How many lines in the listing include the string "more"? Reply with the number alone.
>>>>
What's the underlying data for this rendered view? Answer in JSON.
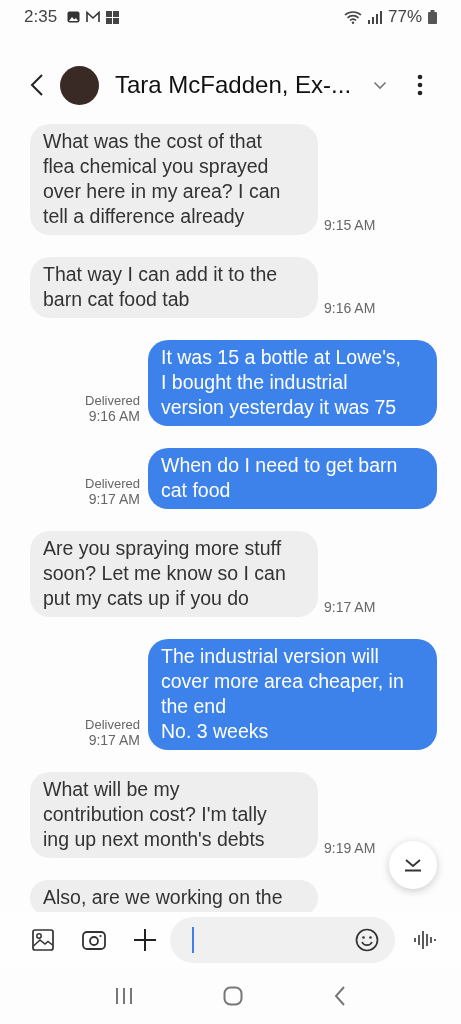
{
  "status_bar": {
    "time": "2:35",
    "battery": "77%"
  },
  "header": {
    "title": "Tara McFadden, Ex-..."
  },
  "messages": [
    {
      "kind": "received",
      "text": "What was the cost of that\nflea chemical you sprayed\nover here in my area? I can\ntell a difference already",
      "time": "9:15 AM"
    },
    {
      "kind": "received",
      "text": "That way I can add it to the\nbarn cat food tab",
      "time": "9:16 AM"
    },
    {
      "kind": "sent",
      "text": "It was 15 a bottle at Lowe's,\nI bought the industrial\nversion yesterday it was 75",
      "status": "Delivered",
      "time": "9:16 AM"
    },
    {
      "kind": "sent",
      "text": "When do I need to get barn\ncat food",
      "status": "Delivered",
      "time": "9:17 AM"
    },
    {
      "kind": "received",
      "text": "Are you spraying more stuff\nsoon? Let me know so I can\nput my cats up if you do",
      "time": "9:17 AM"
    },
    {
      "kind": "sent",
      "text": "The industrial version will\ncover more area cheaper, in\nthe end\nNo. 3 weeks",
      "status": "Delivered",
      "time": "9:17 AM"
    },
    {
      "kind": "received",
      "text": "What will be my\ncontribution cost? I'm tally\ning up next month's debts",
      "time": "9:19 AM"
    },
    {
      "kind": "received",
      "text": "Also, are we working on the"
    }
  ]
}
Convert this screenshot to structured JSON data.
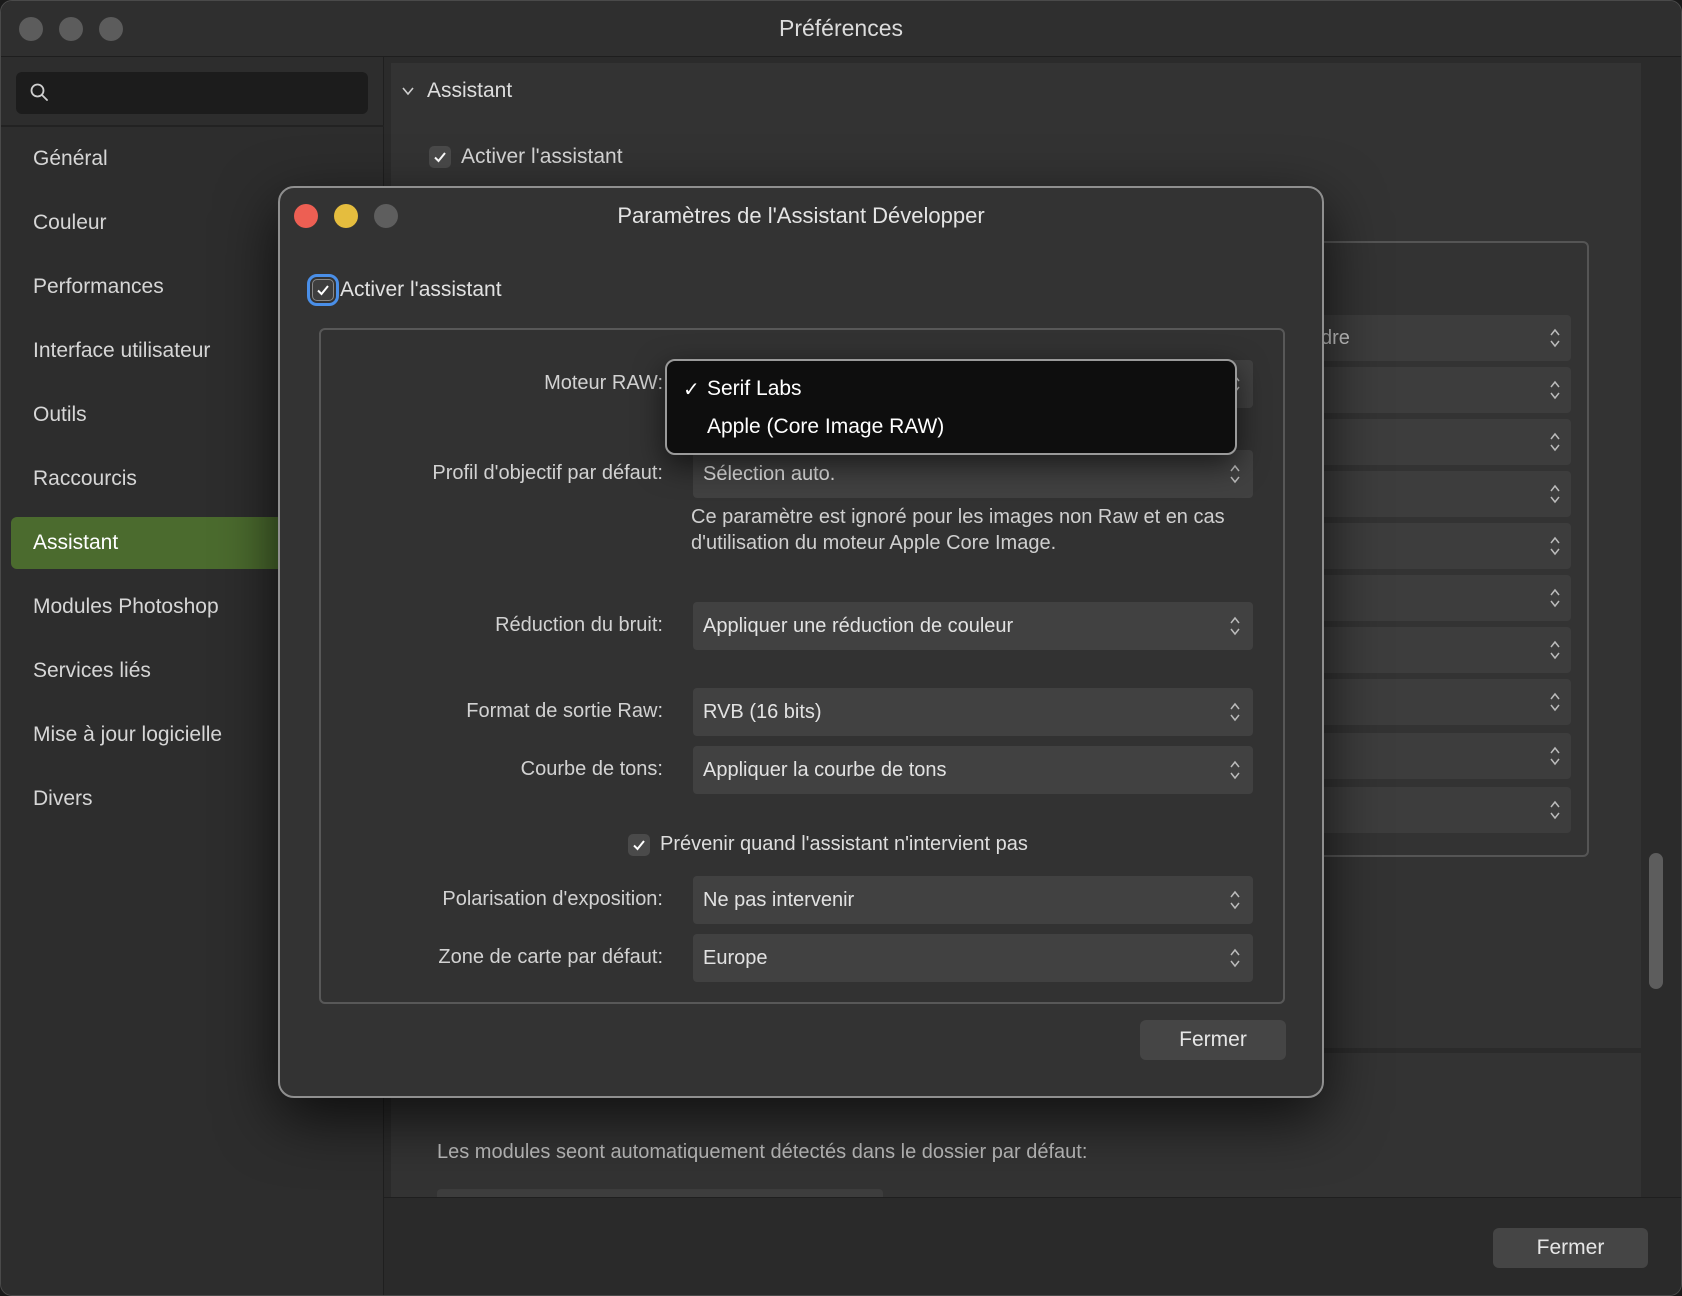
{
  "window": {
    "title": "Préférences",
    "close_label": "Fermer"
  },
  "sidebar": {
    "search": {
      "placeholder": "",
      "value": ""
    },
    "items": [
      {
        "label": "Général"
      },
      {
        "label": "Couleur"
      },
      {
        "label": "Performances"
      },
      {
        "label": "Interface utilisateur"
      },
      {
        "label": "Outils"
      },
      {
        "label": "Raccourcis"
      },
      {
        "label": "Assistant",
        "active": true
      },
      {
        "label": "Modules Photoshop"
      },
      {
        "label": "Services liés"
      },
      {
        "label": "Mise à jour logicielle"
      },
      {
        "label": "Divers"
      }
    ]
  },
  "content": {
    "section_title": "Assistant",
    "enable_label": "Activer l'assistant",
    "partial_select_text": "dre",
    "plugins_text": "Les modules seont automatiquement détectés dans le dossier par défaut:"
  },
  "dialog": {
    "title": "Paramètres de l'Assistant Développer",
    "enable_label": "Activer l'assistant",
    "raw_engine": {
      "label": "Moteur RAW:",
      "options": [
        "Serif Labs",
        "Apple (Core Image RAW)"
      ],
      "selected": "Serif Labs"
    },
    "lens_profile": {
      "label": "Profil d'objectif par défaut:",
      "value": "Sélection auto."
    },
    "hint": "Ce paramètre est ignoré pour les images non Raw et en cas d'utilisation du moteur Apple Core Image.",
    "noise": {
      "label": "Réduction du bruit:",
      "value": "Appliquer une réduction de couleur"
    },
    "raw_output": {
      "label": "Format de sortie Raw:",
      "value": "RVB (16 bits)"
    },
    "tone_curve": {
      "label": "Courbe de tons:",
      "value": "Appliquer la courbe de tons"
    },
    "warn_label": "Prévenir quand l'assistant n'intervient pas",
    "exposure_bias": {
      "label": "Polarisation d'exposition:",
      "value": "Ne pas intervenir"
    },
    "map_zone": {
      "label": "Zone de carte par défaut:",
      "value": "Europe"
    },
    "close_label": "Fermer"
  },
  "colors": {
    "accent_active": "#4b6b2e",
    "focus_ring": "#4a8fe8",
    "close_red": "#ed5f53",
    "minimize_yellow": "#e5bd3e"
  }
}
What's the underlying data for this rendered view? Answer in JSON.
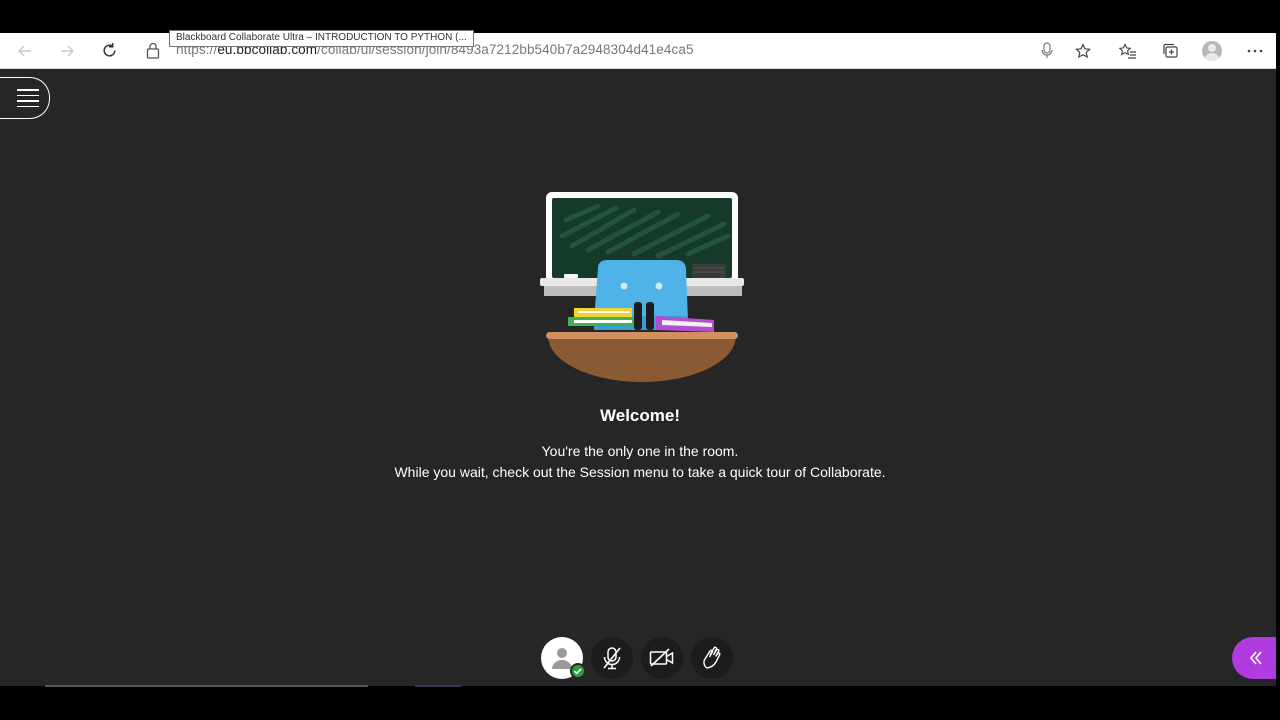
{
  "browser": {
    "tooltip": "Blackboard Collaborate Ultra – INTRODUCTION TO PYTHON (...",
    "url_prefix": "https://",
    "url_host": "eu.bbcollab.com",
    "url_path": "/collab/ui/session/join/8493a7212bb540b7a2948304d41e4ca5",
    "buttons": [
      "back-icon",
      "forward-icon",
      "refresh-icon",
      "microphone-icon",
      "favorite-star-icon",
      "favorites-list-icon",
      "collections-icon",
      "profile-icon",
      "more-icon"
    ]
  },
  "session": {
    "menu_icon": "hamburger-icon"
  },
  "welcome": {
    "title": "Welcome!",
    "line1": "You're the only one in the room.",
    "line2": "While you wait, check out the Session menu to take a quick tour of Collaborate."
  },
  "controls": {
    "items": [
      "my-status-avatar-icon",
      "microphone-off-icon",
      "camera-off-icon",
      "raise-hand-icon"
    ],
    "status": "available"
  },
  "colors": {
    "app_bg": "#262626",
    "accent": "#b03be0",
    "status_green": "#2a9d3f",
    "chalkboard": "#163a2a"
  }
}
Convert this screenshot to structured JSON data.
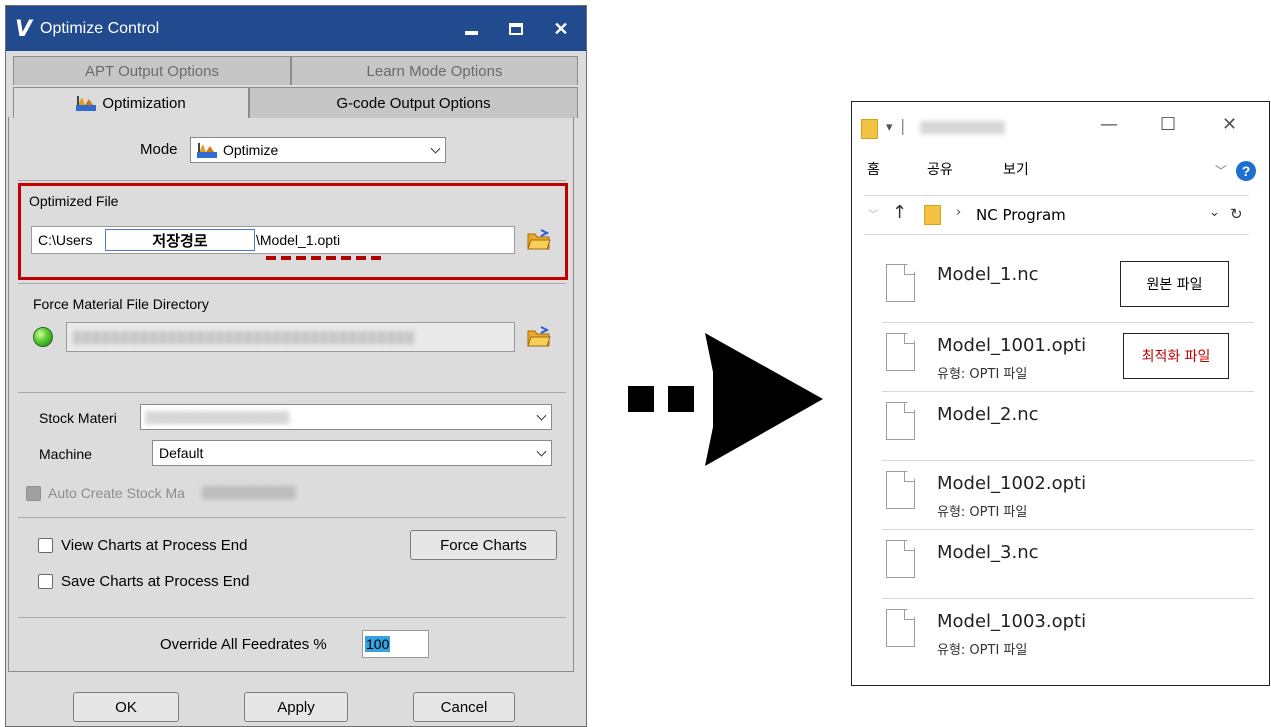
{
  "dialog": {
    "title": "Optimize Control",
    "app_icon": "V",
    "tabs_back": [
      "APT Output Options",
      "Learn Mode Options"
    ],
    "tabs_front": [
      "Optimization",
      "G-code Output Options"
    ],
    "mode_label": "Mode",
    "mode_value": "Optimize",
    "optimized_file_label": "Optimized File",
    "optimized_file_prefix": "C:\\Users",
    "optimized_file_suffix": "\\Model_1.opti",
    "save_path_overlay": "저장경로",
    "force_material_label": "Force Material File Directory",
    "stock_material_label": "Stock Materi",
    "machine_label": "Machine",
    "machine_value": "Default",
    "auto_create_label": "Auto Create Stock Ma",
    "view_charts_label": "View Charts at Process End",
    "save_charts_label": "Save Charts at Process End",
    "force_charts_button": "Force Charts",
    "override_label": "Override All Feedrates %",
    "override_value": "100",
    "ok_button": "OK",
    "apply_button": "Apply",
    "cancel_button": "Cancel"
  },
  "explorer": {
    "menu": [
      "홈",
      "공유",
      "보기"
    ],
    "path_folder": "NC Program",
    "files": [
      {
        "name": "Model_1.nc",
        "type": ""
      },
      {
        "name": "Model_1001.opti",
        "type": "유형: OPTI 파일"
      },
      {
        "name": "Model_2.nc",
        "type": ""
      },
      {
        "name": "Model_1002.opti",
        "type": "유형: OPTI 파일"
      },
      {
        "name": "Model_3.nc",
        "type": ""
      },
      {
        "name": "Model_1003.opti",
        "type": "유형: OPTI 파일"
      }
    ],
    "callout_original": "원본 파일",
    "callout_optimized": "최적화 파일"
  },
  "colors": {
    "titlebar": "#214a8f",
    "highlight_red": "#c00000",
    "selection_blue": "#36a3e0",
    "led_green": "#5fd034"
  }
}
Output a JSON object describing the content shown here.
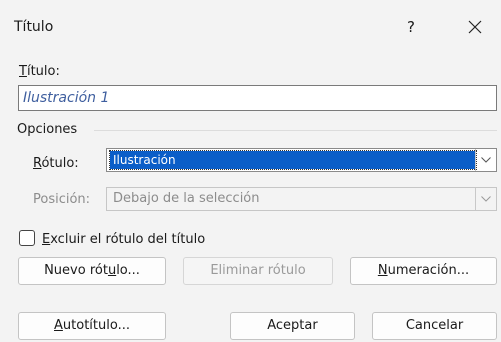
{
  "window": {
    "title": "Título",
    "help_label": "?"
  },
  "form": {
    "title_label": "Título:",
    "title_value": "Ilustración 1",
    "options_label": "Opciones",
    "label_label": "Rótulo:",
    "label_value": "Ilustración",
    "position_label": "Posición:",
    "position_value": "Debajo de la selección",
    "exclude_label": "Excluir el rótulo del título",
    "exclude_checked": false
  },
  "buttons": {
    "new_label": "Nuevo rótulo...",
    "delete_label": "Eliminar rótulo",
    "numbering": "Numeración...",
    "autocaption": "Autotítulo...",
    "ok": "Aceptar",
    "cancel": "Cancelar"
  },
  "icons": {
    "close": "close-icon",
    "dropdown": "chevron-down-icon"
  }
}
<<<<
**Completed exercise:** 3